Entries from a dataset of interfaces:

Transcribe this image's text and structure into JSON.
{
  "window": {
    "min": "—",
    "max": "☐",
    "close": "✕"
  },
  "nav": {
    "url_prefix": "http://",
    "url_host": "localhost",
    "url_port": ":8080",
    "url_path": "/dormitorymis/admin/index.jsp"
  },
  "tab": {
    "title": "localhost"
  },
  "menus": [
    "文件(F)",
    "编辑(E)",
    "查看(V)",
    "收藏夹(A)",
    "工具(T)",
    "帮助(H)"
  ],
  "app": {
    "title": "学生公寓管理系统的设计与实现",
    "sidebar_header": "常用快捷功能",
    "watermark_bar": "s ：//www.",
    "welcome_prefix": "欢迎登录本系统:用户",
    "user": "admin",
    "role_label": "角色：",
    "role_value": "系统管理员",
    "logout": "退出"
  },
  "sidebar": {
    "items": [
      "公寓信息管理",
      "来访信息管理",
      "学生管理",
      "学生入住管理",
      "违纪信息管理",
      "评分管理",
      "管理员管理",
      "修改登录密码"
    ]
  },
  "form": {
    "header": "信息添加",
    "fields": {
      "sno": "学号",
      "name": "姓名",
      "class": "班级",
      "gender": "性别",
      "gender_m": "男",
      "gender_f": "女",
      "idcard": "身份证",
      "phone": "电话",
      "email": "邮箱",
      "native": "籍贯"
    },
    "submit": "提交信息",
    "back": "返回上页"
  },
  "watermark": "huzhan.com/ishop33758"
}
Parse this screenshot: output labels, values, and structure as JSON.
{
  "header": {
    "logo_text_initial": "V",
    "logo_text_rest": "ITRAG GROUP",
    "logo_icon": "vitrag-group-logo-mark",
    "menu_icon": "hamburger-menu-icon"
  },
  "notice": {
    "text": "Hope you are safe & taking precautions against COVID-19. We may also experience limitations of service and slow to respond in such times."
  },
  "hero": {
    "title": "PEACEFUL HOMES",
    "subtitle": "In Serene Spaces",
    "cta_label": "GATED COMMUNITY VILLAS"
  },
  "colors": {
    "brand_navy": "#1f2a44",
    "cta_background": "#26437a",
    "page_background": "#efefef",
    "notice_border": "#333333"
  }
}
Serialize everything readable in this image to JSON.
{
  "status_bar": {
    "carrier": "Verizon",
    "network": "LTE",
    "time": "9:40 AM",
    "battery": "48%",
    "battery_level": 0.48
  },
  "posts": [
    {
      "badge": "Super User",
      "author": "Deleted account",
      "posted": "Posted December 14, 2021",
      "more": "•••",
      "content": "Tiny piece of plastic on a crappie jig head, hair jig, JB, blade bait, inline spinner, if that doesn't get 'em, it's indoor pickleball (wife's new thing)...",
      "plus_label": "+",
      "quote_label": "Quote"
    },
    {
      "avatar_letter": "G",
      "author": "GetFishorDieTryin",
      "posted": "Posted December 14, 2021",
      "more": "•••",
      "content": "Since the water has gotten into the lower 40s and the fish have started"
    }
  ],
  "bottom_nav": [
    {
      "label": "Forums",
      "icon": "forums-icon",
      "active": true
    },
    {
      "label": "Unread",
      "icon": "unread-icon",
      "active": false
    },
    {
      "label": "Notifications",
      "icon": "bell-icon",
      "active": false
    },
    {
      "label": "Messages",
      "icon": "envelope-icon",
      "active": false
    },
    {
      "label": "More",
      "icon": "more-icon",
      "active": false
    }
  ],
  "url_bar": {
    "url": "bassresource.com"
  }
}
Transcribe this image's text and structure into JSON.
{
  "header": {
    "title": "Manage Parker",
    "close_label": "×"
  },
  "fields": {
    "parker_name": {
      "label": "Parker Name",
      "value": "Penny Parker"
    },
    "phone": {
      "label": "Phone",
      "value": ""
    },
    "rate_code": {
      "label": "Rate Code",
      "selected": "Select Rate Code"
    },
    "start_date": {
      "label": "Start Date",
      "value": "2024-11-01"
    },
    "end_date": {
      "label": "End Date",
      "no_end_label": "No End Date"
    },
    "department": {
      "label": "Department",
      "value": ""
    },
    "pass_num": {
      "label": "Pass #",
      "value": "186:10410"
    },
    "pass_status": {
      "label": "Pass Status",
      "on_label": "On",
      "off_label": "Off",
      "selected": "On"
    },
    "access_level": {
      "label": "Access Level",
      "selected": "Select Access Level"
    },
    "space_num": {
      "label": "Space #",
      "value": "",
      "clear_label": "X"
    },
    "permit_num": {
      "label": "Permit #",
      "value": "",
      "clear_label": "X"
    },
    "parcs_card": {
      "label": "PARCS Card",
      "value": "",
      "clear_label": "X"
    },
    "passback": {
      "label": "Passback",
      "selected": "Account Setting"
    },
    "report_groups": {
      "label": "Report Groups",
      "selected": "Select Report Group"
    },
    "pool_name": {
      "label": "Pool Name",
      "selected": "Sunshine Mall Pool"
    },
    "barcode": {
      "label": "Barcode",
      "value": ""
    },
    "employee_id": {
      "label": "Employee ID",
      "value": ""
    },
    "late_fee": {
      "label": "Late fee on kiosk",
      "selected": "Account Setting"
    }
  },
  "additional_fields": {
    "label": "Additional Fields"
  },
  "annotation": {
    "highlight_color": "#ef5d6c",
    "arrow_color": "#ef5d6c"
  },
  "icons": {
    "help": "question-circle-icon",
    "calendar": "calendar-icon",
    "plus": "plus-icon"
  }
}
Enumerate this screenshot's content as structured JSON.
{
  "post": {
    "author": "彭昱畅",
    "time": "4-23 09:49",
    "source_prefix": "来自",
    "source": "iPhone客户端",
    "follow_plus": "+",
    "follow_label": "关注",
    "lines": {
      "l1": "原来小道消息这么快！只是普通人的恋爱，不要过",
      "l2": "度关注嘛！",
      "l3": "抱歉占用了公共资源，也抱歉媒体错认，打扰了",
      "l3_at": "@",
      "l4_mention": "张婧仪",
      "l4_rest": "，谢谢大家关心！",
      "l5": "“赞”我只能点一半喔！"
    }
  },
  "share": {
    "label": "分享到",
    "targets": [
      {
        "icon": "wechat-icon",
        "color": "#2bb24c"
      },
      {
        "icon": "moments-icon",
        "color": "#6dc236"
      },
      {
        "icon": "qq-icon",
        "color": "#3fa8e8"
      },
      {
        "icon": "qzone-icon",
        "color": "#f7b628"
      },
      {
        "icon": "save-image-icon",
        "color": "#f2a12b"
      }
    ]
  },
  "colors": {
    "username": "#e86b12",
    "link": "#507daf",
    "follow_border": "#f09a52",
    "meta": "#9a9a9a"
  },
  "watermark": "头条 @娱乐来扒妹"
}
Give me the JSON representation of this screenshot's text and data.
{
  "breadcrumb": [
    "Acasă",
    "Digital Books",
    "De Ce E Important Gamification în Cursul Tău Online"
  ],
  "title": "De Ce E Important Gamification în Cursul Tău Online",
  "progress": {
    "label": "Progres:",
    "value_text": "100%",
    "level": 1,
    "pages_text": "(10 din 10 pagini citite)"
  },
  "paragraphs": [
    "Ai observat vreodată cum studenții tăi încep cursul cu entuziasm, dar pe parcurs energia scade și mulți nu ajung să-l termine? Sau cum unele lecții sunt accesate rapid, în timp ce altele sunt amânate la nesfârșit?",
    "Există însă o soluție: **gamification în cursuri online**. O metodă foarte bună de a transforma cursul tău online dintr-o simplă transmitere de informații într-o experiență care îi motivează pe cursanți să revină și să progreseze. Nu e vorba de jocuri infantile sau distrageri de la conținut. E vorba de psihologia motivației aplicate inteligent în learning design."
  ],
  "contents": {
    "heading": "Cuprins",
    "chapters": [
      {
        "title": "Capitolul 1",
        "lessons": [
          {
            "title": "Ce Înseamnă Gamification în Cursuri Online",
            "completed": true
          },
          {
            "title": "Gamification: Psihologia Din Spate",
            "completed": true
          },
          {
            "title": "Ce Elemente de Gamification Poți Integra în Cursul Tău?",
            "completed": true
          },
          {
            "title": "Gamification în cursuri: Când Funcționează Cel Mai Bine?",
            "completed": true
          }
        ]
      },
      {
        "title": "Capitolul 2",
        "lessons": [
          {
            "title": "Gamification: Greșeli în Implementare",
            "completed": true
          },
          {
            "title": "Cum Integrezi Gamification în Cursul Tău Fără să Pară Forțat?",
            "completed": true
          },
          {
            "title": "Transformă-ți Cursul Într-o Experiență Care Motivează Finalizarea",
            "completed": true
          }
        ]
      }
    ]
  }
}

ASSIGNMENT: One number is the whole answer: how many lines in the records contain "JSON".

RESULT: 6